OPTIONAL ADDITION

Note – Planning can ease the pressure of competing responsibilities. One important strategy is providing young kids with a visual cue to your availability. In my house, when I can’t be interrupted, I put a note on my office door letting my older children know when I’ll be available next. With younger children, I suggest displaying a picture of Quiet Coyote or some other signal so that they know not to interrupt. Be sure to take it down when you’re better able to be interrupted.

Dad’s Important Role in Parenting

Dad holding preschool daughtor on sholders with her arms stretched out

Dr. Kyle Pruett, Contributing Writer and Goddard School Educational Advisory Board Member

Fathers don’t mother, just as mothers don’t father. It is obvious from the start; they are less likely to use baby talk, choosing real words instead. They like their babies activated when they are interacting with them, while mom is more likely to comfort and cuddle tight. Play and surprise are more common in dad-infant interaction than with mom, who often prefers a soothing and regulating routine. Even the way a dad holds his baby, more commonly facing out than when mom does, hints at feeling his job might be different than hers – more of a let’s see what the world has for us today than I’ve got you safe and secure right here over my heart.  

Safety and security are huge concerns for today’s parents, both at home and in the wider world. So, which approach is more likely to raise a secure child? Both are, especially when woven together. Secure attachments between mothers and children seem most uniquely effective in providing comfort when the child is distressed. While fathers are committed to comforting their distressed children, there is a unique component to their interactions with their children. Fathers often provide security using shared, controlled excitement through sensitive and sometimes challenging You can do it! support as the child’s exploratory system gets stimulated by novelty. That roughhousing that is so common between men and their children serves a purpose; while it is fun and stimulating to both players, it also helps the father teach the child where the edge between play and trouble lies, No fingernails!  When the father lets the child wander off a little further than the mom might at the park, he’s allowing the child exploration and novelty, retrieving the child when something looms to threaten the security of such adventure. 

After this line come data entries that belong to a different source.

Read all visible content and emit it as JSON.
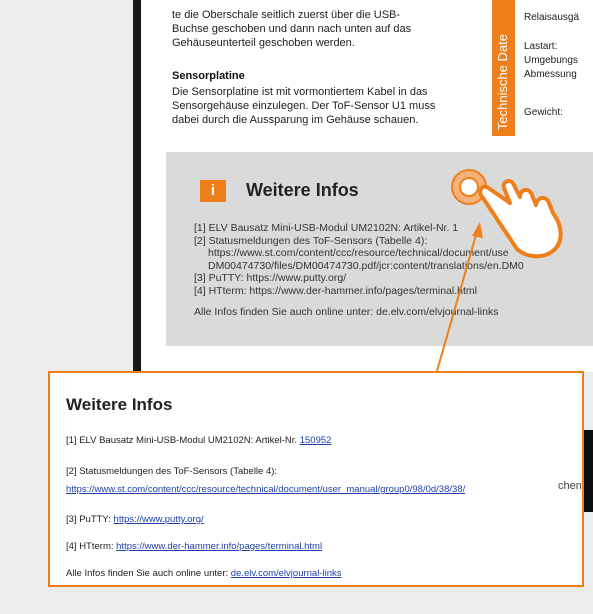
{
  "page": {
    "intro_lines": [
      "te die Oberschale seitlich zuerst über die USB-",
      "Buchse geschoben und dann nach unten auf das",
      "Gehäuseunterteil geschoben werden."
    ],
    "sensor_heading": "Sensorplatine",
    "sensor_lines": [
      "Die Sensorplatine ist mit vormontiertem Kabel in das",
      "Sensorgehäuse einzulegen. Der ToF-Sensor U1 muss",
      "dabei durch die Aussparung im Gehäuse schauen."
    ],
    "tech_tab": "Technische Date",
    "tech_rows": [
      "Relaisausgä",
      "Lastart:",
      "Umgebungs",
      "Abmessung",
      "Gewicht:"
    ]
  },
  "infobox": {
    "icon_glyph": "i",
    "title": "Weitere Infos",
    "items": [
      "[1]  ELV Bausatz Mini-USB-Modul UM2102N: Artikel-Nr. 1",
      "[2]  Statusmeldungen des ToF-Sensors (Tabelle 4):",
      "https://www.st.com/content/ccc/resource/technical/document/use",
      "DM00474730/files/DM00474730.pdf/jcr:content/translations/en.DM0",
      "[3]  PuTTY: https://www.putty.org/",
      "[4]  HTterm: https://www.der-hammer.info/pages/terminal.html"
    ],
    "footer": "Alle Infos finden Sie auch online unter: de.elv.com/elvjournal-links"
  },
  "callout": {
    "title": "Weitere Infos",
    "item1_prefix": "[1] ELV Bausatz Mini-USB-Modul UM2102N: Artikel-Nr. ",
    "item1_link": "150952",
    "item2_text": "[2] Statusmeldungen des ToF-Sensors (Tabelle 4):",
    "item2_link": "https://www.st.com/content/ccc/resource/technical/document/user_manual/group0/98/0d/38/38/",
    "item3_prefix": "[3] PuTTY: ",
    "item3_link": "https://www.putty.org/",
    "item4_prefix": "[4] HTterm: ",
    "item4_link": "https://www.der-hammer.info/pages/terminal.html",
    "footer_prefix": "Alle Infos finden Sie auch online unter: ",
    "footer_link": "de.elv.com/elvjournal-links",
    "spillover": "chen"
  },
  "colors": {
    "accent": "#ee7f1a",
    "link": "#1f40a8",
    "infobox_bg": "#dadada"
  },
  "icons": {
    "info": "info-icon",
    "pointer": "hand-pointer-icon"
  }
}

That distinction is worth celebrating this Father’s Day. It’s why dad is not just a stand-in for mom, who so often bears the weight of being the real parent. Helping children feel comforted when distressed is incredibly important to their sense of security and so is the support they feel from being fathered when they start looking for the world beyond mom’s arms.  

SoMoms and Dads, here are two tips to help you as you parent together: 

Moms – Support the fathering figures in your children’s lives with your appreciation and respect. They are not just subbing for you; they are your tag team in keeping your children secure and safe, not just from the world, but in it. 

Dads (biological and otherwise) – Turn off your devices and be in the moment with your children. They need to know, trust and feel the real you. Take your unique role as the securer of exploration seriously; they do.